“What makes this heat wave unique from others we’ve had in the area is the lack of a marine influence in the overnight hours,” said Samantha Borth, a meteorologist at NWS Seattle.
With its proximity to Puget Sound and the Pacific Ocean, overnight temperatures can fall into the 50s, even on the hottest summer days.
Since records began at Sea-Tac airport in 1945, there was only one night that failed to drop below 70 degrees: the morning of an infamous 103-degree afternoon in July 2009. Come Sunday and Monday, the record books could include two additional 70-degree mornings, making for an unbearable weekend for the households without A/C.
All-time records in jeopardy
An even more oppressive heat wave is looming in Portland.
The hottest June temperature ever felt in the city was 102 degrees on June 26, 2006. The all-time maximum temperature the city has endured was a notch higher at 107 degrees (August 1981 and July 1964).
From Saturday to Monday, forecasts are pointing to high temperatures in the range of 100 to 110 degrees in Portland, likely breaking the all-time June mark and threatening the overall maximum temperature on the first full weekend of summer.
“With all three days, we would be breaking the June highest temperature record, and if we do reach the 107, we would be tying the all-time warmest day ever recorded in Portland,” said Lisa Kriederman, a meteorologist at NWS Portland.
As the massive dome of high pressure strengthens, the air will compress and heat up, like the warmth felt on a bike pump while pumping a tire. That, combined with dry winds from the deserts of eastern Washington and Oregon, will potentially send the mercury to near all-time records in both states.
In Spokane, temperatures are likely to top 100 degrees well into next week.
“We haven’t seen anything like this in a while,” Pelatti says. “For the Spokane area, we are forecasting 108 for Monday and Tuesday. Even after Tuesday, it still looks like it will stay hot, with temperatures in the 100s.”
The last time Spokane had a consecutive number of days over 100 was in 1928.
“Saturday, Sunday, Monday, Tuesday, we have temperatures exceeding 100 degrees,” Pelatti says. “Guidance suggests that the temperatures still stay above 100 after Tuesday for a number of days, so it could possibly exceed six.”

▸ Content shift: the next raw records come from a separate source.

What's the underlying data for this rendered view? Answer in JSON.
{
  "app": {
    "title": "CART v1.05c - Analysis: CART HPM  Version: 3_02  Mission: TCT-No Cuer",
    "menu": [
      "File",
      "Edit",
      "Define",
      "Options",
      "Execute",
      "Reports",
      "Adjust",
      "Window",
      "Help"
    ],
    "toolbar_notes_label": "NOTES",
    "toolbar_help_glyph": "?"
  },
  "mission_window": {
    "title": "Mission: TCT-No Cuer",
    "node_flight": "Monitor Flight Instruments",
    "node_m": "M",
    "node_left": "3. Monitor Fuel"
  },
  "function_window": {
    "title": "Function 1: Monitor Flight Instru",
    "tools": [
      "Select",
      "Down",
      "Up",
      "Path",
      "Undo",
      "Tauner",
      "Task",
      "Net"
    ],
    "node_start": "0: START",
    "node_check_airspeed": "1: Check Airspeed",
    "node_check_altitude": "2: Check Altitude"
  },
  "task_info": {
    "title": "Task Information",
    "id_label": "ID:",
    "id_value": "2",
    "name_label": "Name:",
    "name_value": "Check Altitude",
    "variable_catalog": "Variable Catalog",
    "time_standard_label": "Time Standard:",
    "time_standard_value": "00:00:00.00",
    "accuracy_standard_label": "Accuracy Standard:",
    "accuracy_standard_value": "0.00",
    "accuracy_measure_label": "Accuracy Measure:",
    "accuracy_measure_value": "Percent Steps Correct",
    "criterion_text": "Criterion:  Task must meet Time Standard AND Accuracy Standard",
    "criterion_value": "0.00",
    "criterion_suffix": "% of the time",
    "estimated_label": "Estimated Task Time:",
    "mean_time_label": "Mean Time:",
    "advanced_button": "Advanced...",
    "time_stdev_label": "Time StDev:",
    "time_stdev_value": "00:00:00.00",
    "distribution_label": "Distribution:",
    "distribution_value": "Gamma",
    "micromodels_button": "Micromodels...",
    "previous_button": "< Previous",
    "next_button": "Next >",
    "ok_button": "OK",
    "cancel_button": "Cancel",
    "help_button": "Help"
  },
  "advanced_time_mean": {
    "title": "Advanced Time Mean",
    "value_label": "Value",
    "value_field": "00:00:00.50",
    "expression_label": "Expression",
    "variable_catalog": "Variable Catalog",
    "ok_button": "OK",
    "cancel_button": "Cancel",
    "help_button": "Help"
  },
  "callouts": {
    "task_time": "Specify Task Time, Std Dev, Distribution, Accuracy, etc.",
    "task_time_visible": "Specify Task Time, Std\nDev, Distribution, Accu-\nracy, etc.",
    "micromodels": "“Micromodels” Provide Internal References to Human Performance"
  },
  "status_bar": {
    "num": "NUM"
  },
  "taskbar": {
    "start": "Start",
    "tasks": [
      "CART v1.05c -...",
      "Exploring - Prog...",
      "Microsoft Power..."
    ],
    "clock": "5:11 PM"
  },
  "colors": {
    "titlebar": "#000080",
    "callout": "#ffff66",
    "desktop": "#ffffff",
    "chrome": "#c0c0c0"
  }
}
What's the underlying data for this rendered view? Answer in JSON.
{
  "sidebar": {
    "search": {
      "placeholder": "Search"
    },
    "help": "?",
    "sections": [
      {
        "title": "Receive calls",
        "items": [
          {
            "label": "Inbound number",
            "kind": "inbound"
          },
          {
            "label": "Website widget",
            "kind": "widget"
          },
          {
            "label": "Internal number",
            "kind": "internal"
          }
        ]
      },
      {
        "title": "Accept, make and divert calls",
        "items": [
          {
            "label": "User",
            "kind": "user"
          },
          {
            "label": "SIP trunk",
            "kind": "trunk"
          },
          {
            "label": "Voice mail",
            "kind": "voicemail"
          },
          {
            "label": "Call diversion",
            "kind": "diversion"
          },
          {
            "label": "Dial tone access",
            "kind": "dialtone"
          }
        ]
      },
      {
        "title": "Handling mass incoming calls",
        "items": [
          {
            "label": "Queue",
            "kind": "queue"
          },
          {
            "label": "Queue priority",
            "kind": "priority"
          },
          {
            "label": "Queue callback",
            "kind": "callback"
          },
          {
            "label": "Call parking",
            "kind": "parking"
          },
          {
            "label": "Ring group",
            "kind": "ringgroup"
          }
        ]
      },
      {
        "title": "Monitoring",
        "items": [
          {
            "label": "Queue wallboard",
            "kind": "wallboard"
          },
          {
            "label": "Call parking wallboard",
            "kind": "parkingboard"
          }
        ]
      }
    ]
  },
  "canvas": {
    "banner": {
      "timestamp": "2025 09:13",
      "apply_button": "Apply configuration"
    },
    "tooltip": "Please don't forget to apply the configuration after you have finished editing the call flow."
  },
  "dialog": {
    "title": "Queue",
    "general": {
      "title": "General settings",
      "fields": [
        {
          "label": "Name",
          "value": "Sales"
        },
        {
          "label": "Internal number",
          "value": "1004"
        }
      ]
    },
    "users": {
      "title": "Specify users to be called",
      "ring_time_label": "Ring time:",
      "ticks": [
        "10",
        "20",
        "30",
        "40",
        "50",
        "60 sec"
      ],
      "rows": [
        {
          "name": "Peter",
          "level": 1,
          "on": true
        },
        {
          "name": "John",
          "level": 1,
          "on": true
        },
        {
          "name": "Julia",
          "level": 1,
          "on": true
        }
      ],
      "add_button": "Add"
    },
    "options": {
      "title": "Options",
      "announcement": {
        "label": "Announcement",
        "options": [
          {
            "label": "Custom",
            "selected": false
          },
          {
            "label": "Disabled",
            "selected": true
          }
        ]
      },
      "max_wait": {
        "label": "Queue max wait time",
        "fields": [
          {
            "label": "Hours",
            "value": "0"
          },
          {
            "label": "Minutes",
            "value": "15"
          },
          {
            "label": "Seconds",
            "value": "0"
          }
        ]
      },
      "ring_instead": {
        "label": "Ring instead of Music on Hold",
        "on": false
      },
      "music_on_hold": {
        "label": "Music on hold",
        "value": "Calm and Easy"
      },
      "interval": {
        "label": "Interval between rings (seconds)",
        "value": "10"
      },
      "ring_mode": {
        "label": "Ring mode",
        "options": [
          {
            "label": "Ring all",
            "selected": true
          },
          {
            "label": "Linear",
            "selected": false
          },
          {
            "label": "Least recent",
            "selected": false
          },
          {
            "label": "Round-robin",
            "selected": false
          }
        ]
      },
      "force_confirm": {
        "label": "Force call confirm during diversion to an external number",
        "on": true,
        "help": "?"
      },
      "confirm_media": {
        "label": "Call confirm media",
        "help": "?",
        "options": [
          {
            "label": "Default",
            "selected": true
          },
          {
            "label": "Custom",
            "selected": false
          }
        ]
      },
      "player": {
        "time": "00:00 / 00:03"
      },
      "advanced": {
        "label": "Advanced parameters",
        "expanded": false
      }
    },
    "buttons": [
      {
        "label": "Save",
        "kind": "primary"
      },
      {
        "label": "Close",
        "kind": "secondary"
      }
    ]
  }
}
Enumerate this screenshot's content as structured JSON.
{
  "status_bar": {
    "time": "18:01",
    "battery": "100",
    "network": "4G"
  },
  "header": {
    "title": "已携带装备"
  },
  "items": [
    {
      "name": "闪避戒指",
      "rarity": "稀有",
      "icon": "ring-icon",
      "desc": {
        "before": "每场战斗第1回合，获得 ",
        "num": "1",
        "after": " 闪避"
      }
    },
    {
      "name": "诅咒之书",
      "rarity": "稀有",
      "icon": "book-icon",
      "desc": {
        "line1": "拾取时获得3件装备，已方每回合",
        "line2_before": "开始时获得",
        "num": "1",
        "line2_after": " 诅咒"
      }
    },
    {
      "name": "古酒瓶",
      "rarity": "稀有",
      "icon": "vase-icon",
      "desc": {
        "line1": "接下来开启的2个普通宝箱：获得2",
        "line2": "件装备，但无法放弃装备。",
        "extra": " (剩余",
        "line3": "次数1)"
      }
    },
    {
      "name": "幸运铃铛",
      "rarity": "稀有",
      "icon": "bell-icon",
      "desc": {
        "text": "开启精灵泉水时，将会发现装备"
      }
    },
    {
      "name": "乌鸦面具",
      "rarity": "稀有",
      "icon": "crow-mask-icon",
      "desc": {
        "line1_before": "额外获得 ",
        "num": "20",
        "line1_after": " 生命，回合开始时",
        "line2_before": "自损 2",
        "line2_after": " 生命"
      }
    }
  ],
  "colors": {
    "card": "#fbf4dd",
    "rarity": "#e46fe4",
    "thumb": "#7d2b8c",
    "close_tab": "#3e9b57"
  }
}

Similar to Washington and Oregon, Idaho will see blistering record heat well into next week.
“Right now, we’re looking at 105 to 110 in snake basin of Idaho and the Treasure Valley,” said Korri Anderson, a meteorologist with NWS Boise. “We could be breaking all-time records in Boise on Tuesday and Wednesday of next week.”
The all-time record at Boise is 111 and Ontario is 113, Anderson adds. “So we could be flirting with those next week.”
An excessive heat warning has been issued for more than 11 million people in parts of Washington, Oregon and Idaho. In the Columbia Basin, the region’s typical hot spot, the high temperature forecast is between 110-112 degrees this weekend.
These temperatures would be within striking distance of state records for Oregon (117 in July 1939) and Washington (118 in August 1961).
Extreme heat to become the norm in the Northwest
Parts of the Northwest could see the average number of 105-degree days increase from 0 to 2 in as little as 15 years, according to a recent study.
Without any intervention, that number would increase to an average of five days by late century, while 90-degree days would increase from roughly six days to 37 days each year in that same period.
“We always have a chance of extreme heat, particularly in the summer,” Katharine Hayhoe, the chief scientist for the Nature Conservancy, previously told CNN. “But as the world warms, we see that summer heatwaves are coming earlier, lasting longer, and are becoming hotter and more intense.”